People take trees for granted until one falls on your house or car. You are miserably warm on a summer day and over there beckons a shade tree. Wow--I never knew that tree bloomed in the spring! What are those breathtaking orange trees in the autumn woods?
Deciduous tree leaves appear in nearly every color of the rainbow before they are released from the tree as the cold days of winter approach. Today, most of the trees are still in dormancy, but some now have a green cast or enlarged buds at the end of branches showing the tree is firing up for spring.
Stand back in awe and study the framework of the woody perennial before the leaves unfold and hide most branches, leaving only the exposed trunk. Know that three hundred and fifty million years ago the first big tree appeared. Christened Archaeopteris, this ancient had an elaborate root system, thick woody trunk at the base that tapered high in the sky to a “Christmas tree” with branches and spore-producing fern-like leaves. The tree may have shed its leaves similar to today’s oak trees. It appears that Archaeopteris spread to every land mass on the Earth, but as the climate changed, the tree disappeared, leaving its closest descendants, the mosses, and related seed-forming trees alive today.
The naked tree reveals the history of its life. Nothing hides the scars, bent limbs, interesting lumps and bumps, texture of the bark, surface roots, embrace of vines, or structure shaped by plant competition, wind, fires, weather or soil. Take a breath. Try in your mind to replicate the upright horizontal anatomy then plunge it upside down into the ground, fanning the trunk and branches out in a vertical circle. Most tree roots live in the top 18 inches of soil, but in the best of conditions extend down 20 feet. Unless you have a Prosopis species (Mesquite tree) which can send roots down 200 feet, or live in South Africa and spend your days wondering about the wild fig tree with penetrating 400 foot-long roots.
Tree roots grow in spurts in spring, summer and fall.
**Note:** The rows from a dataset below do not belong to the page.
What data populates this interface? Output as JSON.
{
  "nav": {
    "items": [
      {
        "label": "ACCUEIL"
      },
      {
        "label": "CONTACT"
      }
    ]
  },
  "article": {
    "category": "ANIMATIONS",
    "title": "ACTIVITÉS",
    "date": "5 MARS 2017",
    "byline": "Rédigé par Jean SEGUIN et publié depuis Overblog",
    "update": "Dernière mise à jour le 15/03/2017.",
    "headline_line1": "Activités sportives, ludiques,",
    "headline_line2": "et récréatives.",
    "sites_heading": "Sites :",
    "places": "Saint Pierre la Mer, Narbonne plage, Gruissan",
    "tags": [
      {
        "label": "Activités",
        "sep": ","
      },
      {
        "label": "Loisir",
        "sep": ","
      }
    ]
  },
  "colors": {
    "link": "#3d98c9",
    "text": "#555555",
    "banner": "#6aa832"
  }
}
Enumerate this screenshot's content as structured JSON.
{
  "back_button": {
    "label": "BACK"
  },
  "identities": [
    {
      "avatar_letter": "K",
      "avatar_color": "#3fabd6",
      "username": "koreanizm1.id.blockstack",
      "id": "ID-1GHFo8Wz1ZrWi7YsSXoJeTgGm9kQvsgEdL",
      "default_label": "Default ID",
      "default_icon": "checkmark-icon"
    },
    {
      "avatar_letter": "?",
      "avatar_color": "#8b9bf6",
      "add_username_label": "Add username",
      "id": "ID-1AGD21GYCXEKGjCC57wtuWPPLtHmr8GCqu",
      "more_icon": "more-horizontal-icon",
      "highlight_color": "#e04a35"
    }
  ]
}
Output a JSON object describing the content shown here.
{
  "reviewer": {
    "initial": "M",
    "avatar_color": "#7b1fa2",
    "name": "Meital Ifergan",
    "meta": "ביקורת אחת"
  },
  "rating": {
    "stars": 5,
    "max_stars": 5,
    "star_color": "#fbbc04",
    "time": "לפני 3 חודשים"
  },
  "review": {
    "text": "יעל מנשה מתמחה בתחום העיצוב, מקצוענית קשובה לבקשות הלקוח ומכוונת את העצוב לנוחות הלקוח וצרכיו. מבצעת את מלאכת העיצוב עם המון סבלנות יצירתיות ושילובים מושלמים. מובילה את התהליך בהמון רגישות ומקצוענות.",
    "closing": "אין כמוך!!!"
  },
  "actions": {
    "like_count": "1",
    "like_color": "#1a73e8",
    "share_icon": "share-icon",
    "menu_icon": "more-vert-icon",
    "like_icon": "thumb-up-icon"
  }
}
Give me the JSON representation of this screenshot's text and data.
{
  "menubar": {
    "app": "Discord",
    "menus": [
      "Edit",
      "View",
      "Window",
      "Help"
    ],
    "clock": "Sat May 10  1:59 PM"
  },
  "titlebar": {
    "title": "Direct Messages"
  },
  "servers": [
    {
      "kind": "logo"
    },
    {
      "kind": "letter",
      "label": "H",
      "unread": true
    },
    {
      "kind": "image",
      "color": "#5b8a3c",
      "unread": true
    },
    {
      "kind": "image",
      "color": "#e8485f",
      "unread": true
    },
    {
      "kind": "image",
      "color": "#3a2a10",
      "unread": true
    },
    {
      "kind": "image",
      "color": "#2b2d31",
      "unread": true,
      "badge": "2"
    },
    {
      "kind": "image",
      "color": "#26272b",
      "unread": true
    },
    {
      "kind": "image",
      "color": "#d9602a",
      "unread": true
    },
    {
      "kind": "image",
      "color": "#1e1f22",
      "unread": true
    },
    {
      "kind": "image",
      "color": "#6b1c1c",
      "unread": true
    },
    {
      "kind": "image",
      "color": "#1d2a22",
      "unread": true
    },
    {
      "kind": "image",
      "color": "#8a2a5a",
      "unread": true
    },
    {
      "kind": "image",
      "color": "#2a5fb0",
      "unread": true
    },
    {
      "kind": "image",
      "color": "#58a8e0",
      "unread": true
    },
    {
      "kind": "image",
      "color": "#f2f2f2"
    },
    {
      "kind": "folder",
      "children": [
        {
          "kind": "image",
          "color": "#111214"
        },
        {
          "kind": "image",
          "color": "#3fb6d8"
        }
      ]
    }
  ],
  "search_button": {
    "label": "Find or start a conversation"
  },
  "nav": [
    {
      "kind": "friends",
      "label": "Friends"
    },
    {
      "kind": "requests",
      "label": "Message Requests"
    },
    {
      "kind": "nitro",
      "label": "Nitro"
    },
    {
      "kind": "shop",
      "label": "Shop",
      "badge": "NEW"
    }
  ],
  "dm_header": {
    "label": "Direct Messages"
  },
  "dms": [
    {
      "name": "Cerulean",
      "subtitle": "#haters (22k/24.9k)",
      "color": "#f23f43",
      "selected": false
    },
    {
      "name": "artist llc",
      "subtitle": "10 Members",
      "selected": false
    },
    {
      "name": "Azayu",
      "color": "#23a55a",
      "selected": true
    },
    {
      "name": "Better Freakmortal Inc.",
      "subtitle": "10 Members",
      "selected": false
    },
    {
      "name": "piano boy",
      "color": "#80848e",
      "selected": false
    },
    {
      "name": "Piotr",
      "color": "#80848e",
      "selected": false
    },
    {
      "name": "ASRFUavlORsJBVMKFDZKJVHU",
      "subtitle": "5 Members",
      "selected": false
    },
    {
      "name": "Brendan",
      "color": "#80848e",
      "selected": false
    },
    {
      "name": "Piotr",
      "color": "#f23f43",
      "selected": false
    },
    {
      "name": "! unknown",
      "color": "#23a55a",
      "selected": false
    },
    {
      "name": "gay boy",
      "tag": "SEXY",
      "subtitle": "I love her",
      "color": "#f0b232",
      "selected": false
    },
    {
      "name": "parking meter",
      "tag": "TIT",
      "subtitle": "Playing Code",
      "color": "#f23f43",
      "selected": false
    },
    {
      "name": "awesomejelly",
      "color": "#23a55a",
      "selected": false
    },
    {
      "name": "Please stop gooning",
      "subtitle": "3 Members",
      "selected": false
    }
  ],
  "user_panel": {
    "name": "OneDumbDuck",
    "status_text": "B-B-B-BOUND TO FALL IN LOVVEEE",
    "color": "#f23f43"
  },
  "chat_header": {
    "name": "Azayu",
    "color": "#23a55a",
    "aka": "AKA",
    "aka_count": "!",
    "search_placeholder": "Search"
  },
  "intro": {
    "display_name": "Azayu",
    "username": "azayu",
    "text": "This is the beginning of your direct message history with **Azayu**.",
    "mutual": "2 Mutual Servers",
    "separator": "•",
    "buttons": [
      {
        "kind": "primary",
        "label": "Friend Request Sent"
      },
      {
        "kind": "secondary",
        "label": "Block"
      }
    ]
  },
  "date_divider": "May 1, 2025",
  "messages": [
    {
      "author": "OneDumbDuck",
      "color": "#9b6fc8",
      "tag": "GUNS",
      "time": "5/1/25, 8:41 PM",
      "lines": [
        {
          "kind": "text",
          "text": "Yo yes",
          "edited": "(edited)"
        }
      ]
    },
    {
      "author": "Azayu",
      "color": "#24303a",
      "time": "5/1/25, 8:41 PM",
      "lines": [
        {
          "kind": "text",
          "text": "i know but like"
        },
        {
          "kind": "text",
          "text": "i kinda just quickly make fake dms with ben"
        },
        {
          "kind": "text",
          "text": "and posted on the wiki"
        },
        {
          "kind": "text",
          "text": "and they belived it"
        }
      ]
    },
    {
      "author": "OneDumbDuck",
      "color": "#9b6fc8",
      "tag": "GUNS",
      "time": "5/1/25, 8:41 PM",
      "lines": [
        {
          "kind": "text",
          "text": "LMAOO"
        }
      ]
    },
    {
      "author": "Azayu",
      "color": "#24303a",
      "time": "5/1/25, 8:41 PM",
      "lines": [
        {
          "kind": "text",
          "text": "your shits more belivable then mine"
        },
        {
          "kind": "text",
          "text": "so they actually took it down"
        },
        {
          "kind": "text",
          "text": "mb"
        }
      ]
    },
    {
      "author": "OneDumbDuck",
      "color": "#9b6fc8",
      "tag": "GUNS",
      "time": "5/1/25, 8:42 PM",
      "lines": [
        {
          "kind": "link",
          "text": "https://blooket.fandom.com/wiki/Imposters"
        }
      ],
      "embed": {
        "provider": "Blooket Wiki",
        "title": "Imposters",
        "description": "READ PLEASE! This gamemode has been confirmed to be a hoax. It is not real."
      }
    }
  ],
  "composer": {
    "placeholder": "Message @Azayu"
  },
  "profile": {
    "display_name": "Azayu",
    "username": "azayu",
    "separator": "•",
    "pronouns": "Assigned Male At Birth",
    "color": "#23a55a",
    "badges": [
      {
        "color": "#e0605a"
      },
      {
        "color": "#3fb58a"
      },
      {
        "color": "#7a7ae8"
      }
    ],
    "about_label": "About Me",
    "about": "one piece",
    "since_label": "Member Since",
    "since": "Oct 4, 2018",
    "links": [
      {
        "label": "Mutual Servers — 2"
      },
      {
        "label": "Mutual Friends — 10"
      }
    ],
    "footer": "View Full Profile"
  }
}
They calm down in winter unless the soil temps remain above 40 degrees F. In that case, they slowly keep growing, which is why it is recommended trees be planted in late fall to early spring. Nothing happening above ground, but the roots are going to town below.
Trees have distinctive profiles and branch orientations. They may prefer single or multiple trunks covered with smooth, shaggy or rugged light or dark bark. Trees range widely in size. Using some of these characteristics can help identify a tree minus leaves, flowers or fruit.
The American Elm is a V-shaped tree, composed of limbs that spread up and out from their attachment to the trunk. The elder elm has deep fissured dark bark. Pin oak has a grayish thin ridged bark and forms a pyramid shape. Honeylocust thorns sprout from the trunk and base of branches. The Bur Oak likes to grow into a symmetrical round ball, if possible. Light brown bark covers the thick tree trunk. Spreading wide but not too tall are the redbud and dogwood. River birch has multiple trunks with reddish flaky bark with age forming scales and plates. The American Sycamore has flaky but quite light bark and far surpasses the river birch in height.
Trees reflect where they live. In many neighborhoods, broken or injured branches are removed, fertilizer and water may be applied and the tree usually experiences little competition from other plants, except grass.
Growing all by itself next to a dirt road in McBaine, Missouri is one huge Bur Oak. This old oak has survived fires, floods and the Civil War. Estimated to be between 300 to 400 years old, the tree is 74 feet tall and 129 feet wide with a circumference of 295 inches. Six generations of the Williamson family have cared for old Methuselah. They call themselves “Keeper of the Tree.” During the last drought the oak was given several thousand gallons of water. What a tree. What a family.
In forests, trees compete for space, light and water. Grapes and other vines crawl up trunks while animals make homes and nests in roots, the main stem or branches. Cross Timbers is a great area for tree watching since it is a mosaic of prairies and woodlands. Oak trees often grow as independent entities in open areas and develop spectacular canopies. In wooded areas, dense clusters of oaks weave and intertwine branches together to form impenetrable thickets.
The spring brings a bonus for tree spotters. Flowers decorate bare branches as living ornaments. Keep an eye out for the redbuds, plums (especially sand plums), dogwoods and other natives. They’re beautiful this time of year.
The unique tree in the picture grows in Shawnee. What a survivor.